┏━━
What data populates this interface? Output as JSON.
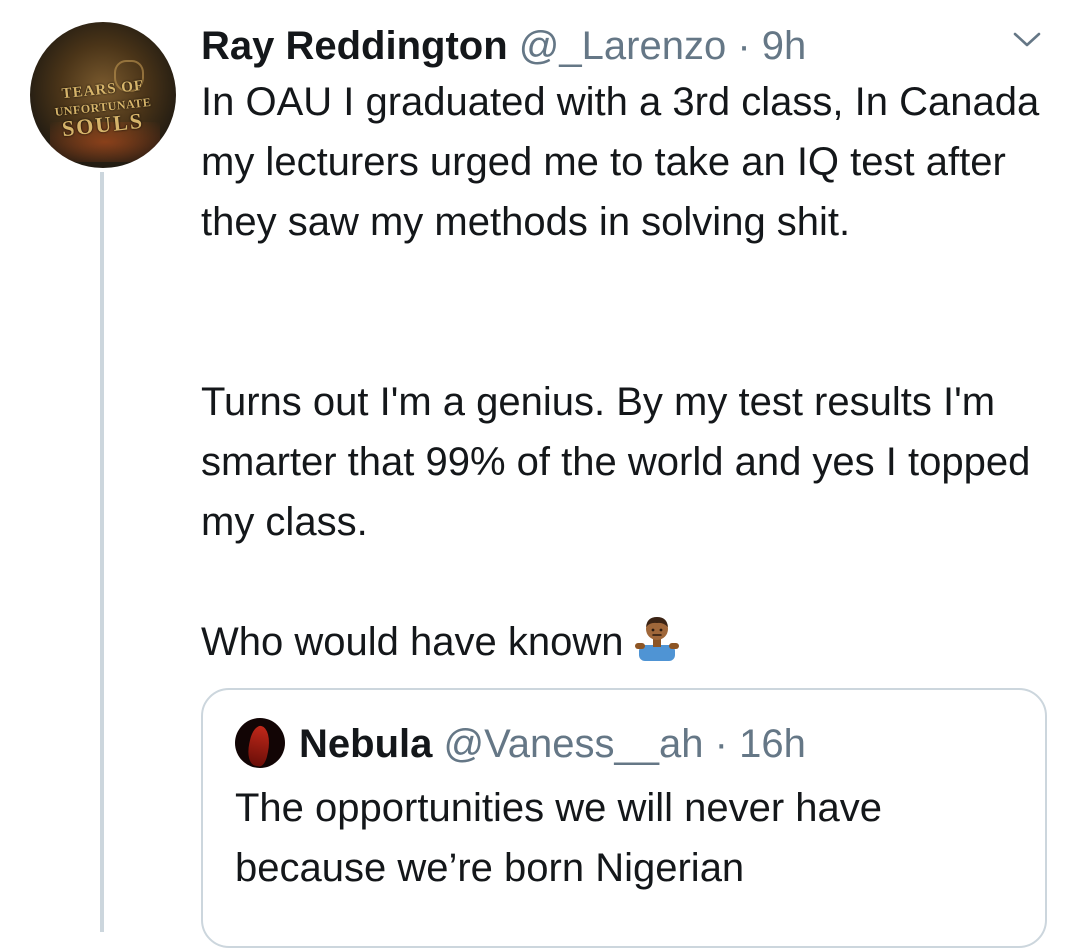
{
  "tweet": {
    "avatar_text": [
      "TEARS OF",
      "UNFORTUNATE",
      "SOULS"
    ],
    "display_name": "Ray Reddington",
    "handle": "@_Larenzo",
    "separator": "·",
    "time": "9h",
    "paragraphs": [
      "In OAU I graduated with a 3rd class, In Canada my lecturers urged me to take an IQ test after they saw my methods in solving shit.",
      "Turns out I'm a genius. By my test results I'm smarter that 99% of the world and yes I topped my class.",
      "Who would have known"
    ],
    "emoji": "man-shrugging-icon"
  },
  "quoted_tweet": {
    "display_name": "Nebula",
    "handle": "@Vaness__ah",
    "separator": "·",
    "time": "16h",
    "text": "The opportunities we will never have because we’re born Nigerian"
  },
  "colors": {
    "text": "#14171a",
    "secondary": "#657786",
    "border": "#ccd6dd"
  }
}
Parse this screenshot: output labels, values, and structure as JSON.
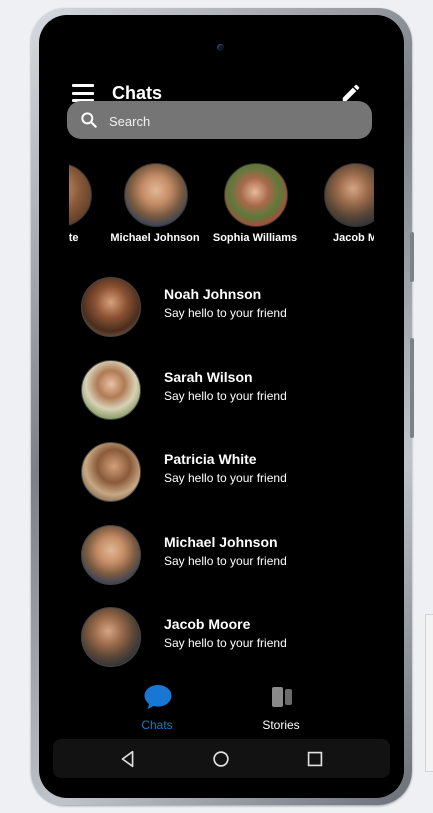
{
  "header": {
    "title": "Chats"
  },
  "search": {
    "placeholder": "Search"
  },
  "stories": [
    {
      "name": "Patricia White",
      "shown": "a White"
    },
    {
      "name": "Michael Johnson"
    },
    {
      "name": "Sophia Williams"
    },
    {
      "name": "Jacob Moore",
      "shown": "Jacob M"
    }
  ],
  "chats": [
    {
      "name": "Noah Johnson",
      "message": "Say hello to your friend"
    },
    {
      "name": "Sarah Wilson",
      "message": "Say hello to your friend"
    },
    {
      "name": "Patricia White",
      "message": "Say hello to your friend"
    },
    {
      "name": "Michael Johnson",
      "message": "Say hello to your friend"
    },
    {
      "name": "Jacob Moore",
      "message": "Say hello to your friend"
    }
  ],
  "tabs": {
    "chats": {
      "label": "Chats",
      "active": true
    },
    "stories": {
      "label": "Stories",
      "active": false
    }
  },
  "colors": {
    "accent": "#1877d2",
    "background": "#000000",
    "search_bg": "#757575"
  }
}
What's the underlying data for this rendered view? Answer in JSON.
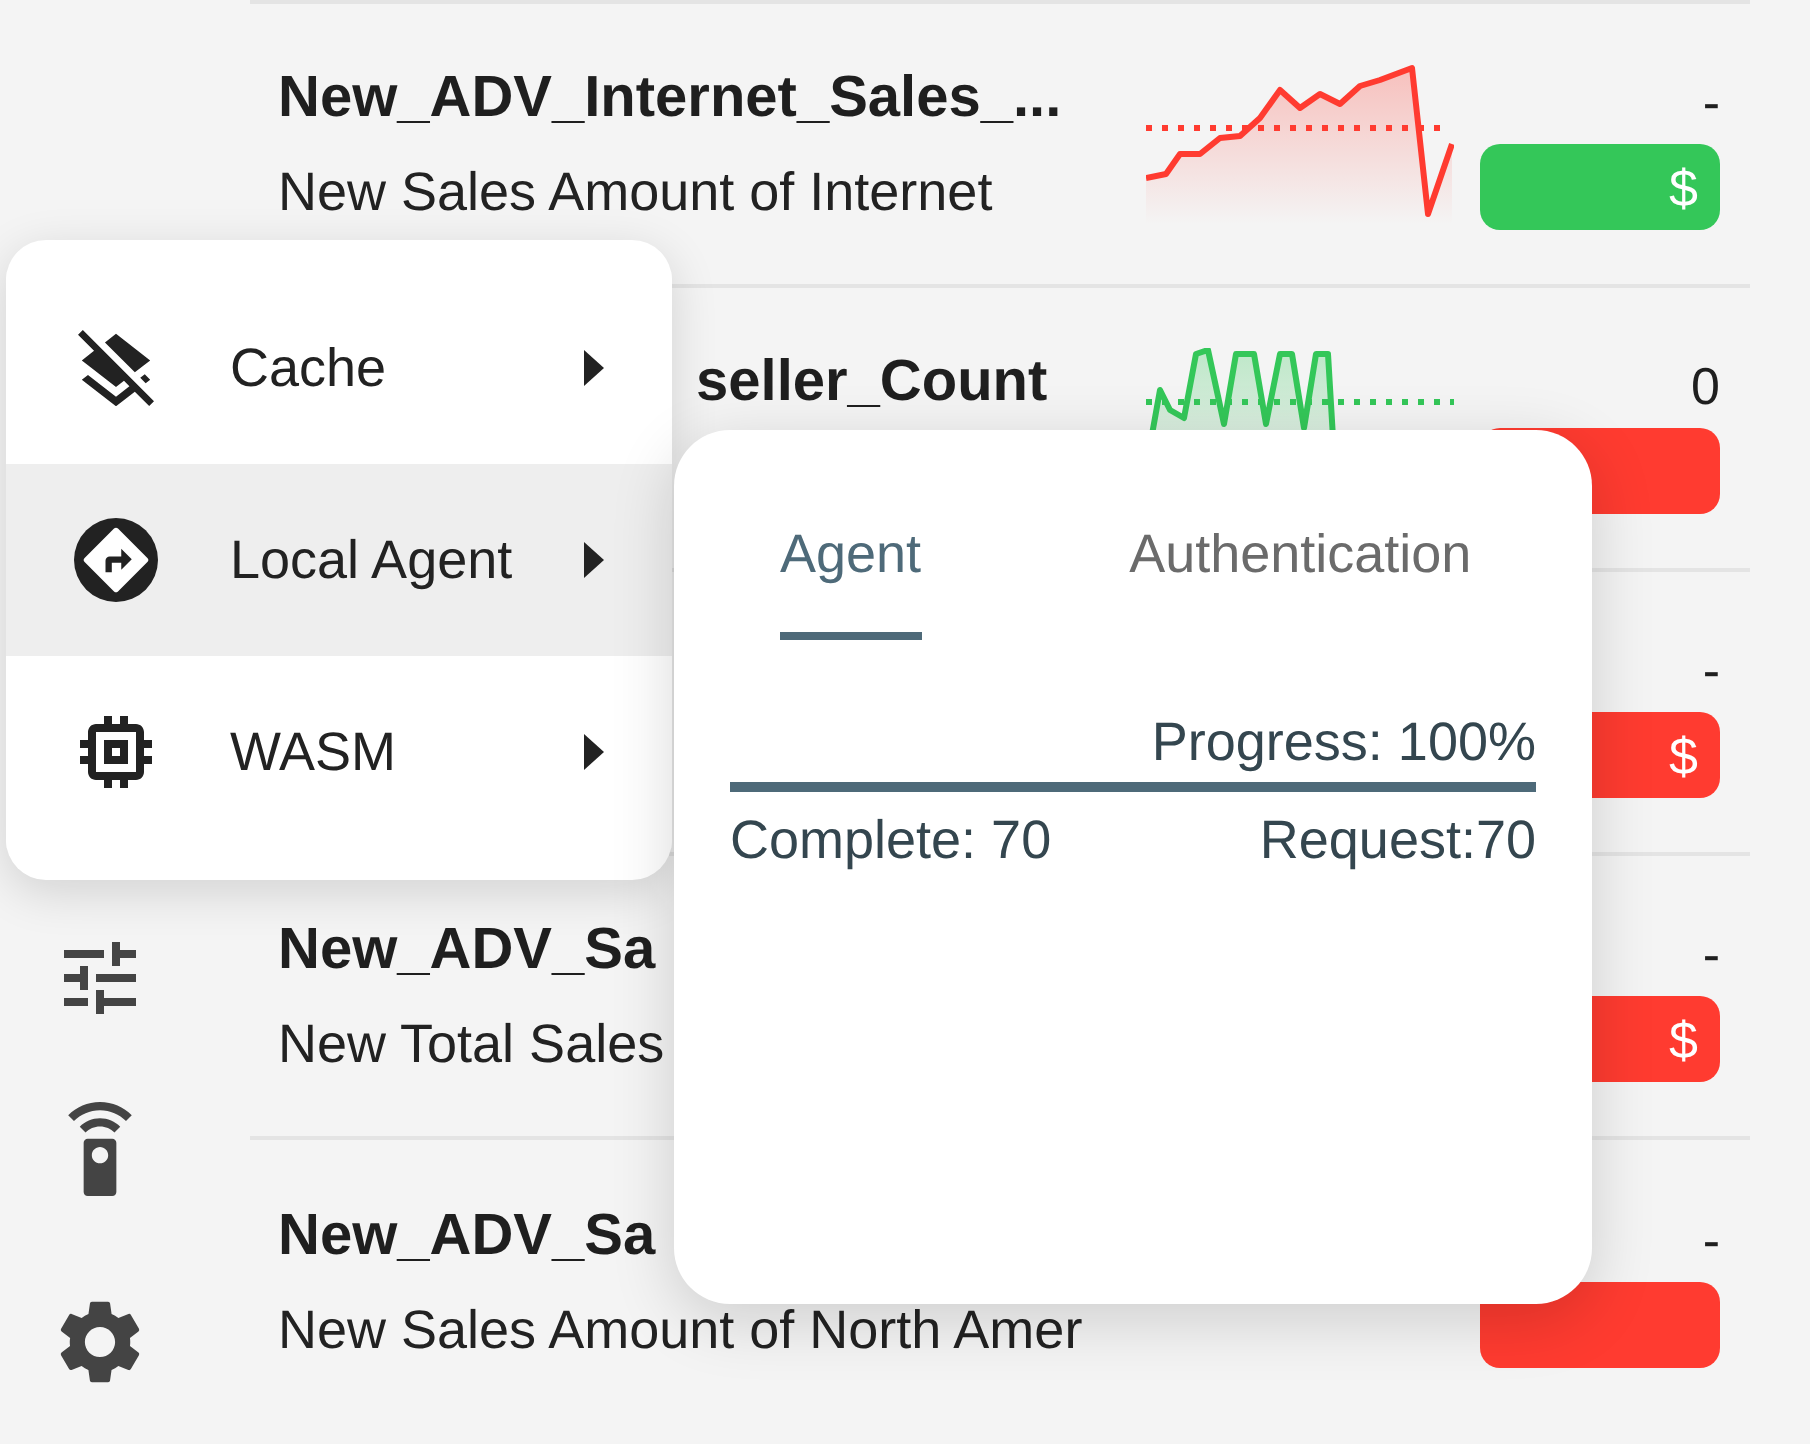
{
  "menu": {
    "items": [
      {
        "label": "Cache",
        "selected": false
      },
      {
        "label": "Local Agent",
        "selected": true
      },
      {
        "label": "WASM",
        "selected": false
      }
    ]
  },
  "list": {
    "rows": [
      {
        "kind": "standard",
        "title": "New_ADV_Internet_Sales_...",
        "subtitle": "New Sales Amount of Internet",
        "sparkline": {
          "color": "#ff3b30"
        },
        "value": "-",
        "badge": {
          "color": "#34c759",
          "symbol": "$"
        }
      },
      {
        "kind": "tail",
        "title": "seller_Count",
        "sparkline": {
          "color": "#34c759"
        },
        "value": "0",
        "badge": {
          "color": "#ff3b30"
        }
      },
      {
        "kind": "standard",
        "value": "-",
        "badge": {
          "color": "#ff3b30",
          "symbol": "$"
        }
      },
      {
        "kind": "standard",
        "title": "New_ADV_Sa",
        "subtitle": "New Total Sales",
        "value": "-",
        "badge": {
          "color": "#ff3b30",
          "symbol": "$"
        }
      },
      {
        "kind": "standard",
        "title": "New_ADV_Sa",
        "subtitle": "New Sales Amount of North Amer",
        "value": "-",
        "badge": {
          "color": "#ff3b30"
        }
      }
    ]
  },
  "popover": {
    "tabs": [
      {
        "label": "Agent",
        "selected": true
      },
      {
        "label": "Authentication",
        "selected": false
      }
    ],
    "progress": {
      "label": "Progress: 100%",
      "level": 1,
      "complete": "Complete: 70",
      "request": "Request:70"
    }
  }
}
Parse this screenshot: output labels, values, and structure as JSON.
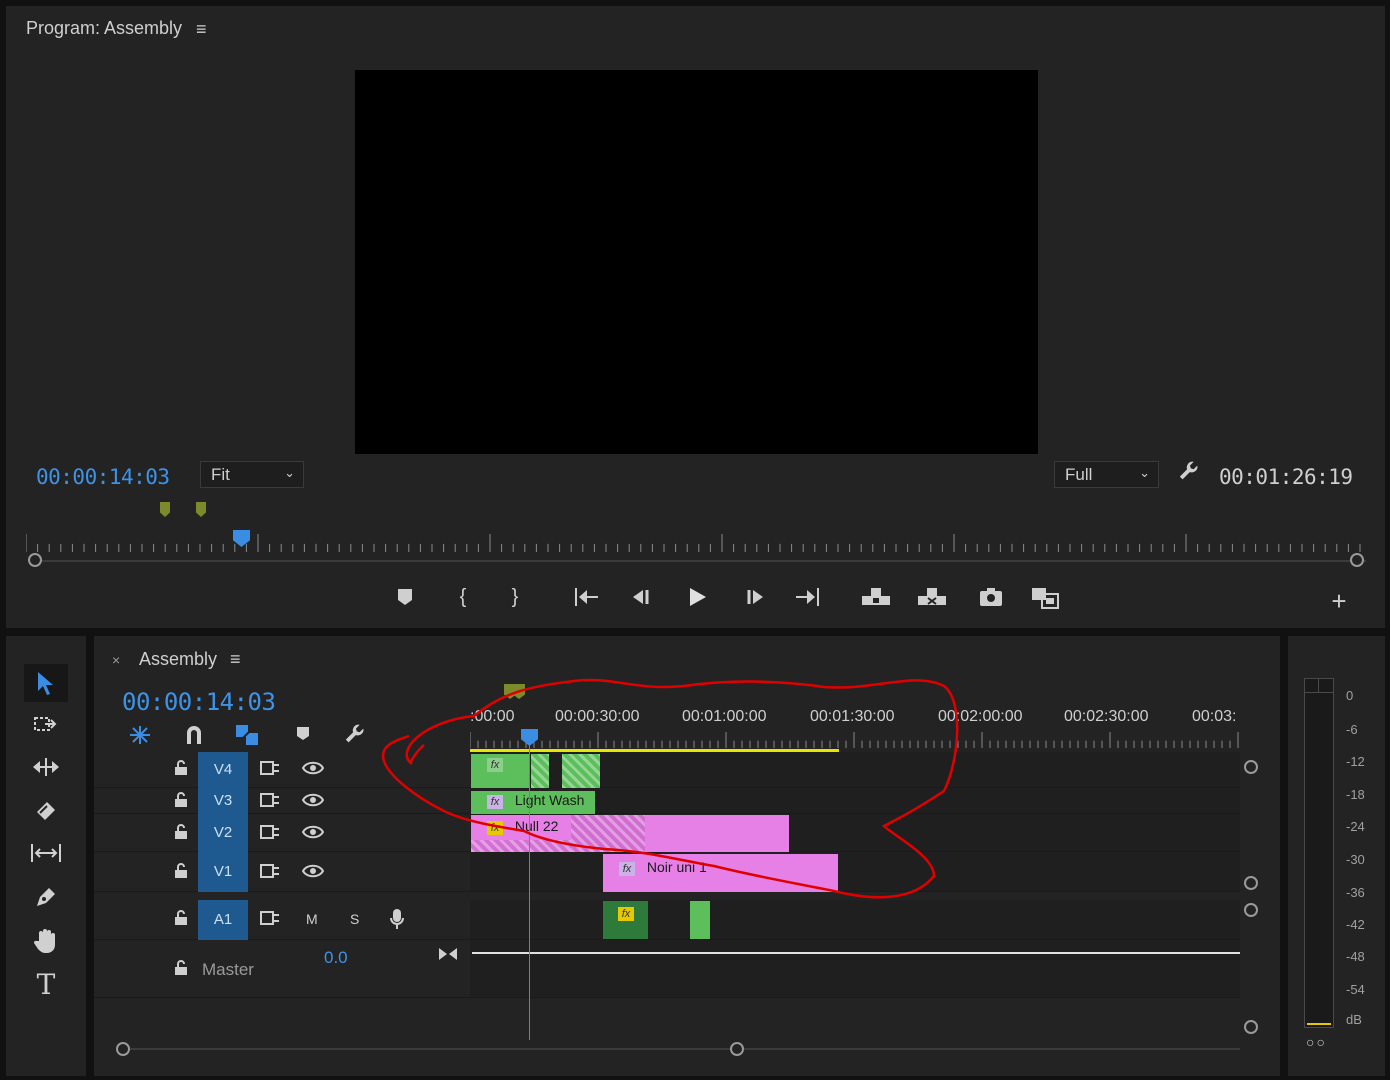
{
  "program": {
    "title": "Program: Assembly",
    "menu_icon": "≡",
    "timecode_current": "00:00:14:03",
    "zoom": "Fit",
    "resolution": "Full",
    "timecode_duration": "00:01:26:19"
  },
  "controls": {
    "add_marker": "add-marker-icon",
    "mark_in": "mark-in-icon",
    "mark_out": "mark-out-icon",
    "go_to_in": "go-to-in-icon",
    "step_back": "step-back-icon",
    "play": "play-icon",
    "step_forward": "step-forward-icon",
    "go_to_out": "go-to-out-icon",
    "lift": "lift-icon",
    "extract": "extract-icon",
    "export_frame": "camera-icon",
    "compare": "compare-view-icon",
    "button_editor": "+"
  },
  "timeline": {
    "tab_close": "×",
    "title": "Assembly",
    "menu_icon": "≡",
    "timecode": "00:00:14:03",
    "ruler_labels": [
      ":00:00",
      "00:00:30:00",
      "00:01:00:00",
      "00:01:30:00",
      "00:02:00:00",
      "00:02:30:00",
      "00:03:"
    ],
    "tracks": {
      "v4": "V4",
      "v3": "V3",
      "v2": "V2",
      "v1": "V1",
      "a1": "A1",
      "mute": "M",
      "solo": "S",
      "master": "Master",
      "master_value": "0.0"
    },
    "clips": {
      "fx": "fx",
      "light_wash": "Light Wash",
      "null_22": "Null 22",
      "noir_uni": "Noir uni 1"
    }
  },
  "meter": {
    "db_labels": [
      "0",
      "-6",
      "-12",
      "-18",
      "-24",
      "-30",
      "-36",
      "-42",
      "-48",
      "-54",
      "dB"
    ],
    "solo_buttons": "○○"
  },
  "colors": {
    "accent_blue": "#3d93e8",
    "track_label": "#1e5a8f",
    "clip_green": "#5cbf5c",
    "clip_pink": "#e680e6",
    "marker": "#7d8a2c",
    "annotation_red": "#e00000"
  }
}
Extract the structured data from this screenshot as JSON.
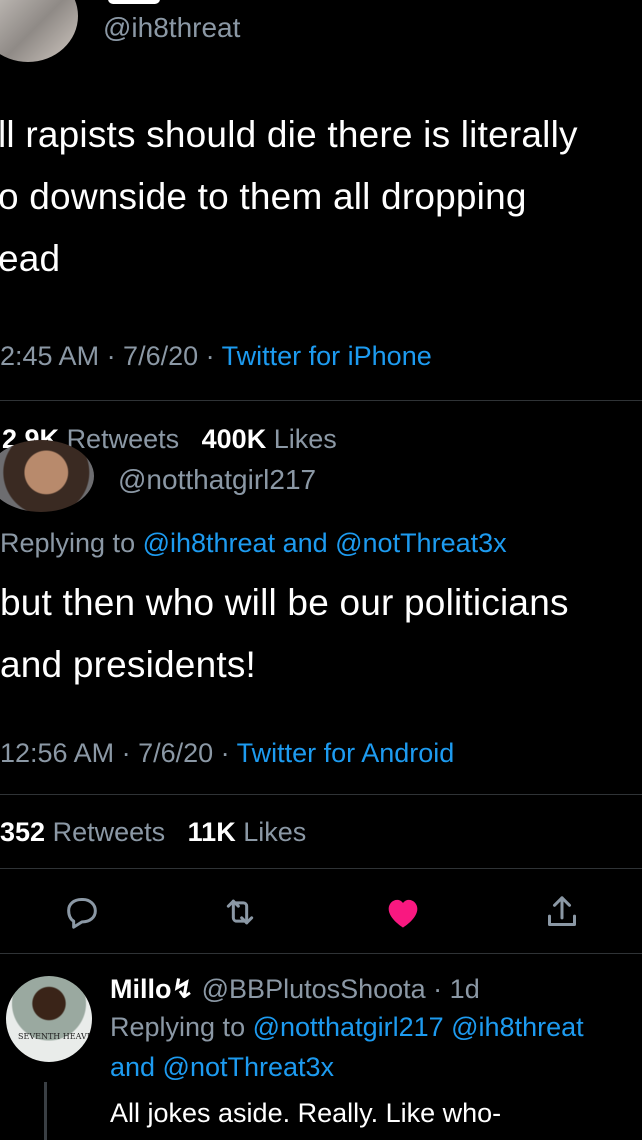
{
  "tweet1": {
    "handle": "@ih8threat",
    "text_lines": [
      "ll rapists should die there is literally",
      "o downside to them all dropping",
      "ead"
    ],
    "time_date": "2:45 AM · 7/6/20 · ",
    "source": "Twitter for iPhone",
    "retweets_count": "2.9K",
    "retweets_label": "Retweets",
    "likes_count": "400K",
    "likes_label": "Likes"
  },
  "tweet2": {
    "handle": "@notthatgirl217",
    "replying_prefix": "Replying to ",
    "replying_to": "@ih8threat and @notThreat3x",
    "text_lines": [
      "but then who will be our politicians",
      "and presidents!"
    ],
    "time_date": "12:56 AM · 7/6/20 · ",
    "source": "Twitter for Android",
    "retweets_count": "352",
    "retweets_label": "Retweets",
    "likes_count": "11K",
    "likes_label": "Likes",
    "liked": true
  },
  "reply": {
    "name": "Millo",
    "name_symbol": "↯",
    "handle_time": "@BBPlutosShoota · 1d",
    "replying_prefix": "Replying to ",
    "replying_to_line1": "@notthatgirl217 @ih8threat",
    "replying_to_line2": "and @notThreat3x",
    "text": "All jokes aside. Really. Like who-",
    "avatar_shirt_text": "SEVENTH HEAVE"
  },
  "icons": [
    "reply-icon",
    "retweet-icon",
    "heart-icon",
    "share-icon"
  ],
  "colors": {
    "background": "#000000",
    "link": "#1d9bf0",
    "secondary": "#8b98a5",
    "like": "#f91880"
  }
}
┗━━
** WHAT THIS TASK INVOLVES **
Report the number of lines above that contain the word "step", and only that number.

** ANSWER SPACE **
2